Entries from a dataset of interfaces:
++++++++
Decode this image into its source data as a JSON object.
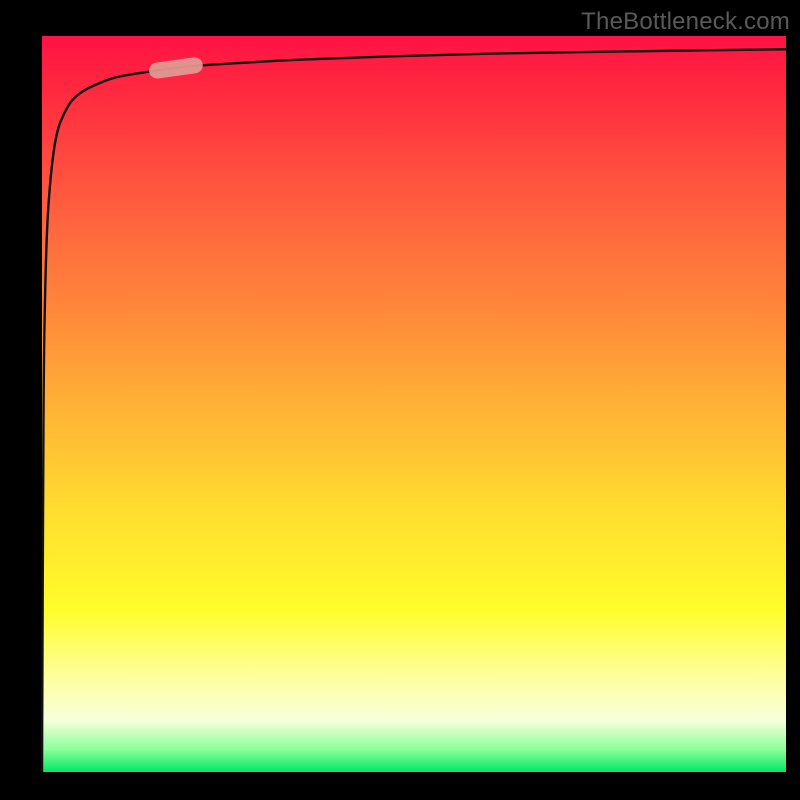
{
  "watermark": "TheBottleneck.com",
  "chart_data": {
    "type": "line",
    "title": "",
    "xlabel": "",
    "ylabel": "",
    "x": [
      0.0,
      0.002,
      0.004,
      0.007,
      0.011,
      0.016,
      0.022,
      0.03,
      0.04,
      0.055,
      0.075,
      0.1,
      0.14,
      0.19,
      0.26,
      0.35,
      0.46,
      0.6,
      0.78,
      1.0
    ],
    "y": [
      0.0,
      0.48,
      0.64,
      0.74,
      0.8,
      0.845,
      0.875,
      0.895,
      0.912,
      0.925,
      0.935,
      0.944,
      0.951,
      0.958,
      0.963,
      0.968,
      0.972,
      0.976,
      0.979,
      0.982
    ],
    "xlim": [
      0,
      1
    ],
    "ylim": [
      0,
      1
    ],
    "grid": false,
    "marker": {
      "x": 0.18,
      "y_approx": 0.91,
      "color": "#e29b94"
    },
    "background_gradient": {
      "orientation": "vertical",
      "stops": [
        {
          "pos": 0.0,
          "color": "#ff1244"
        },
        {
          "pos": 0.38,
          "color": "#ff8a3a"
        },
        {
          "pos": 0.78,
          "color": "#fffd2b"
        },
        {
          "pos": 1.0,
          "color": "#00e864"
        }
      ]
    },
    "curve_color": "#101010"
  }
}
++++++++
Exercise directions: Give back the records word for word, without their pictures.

Written response:
Decode this image into its source data as a JSON object.
{
  "watermark": "TheBottleneck.com",
  "chart_data": {
    "type": "line",
    "title": "",
    "xlabel": "",
    "ylabel": "",
    "x": [
      0.0,
      0.002,
      0.004,
      0.007,
      0.011,
      0.016,
      0.022,
      0.03,
      0.04,
      0.055,
      0.075,
      0.1,
      0.14,
      0.19,
      0.26,
      0.35,
      0.46,
      0.6,
      0.78,
      1.0
    ],
    "y": [
      0.0,
      0.48,
      0.64,
      0.74,
      0.8,
      0.845,
      0.875,
      0.895,
      0.912,
      0.925,
      0.935,
      0.944,
      0.951,
      0.958,
      0.963,
      0.968,
      0.972,
      0.976,
      0.979,
      0.982
    ],
    "xlim": [
      0,
      1
    ],
    "ylim": [
      0,
      1
    ],
    "grid": false,
    "marker": {
      "x": 0.18,
      "y_approx": 0.91,
      "color": "#e29b94"
    },
    "background_gradient": {
      "orientation": "vertical",
      "stops": [
        {
          "pos": 0.0,
          "color": "#ff1244"
        },
        {
          "pos": 0.38,
          "color": "#ff8a3a"
        },
        {
          "pos": 0.78,
          "color": "#fffd2b"
        },
        {
          "pos": 1.0,
          "color": "#00e864"
        }
      ]
    },
    "curve_color": "#101010"
  }
}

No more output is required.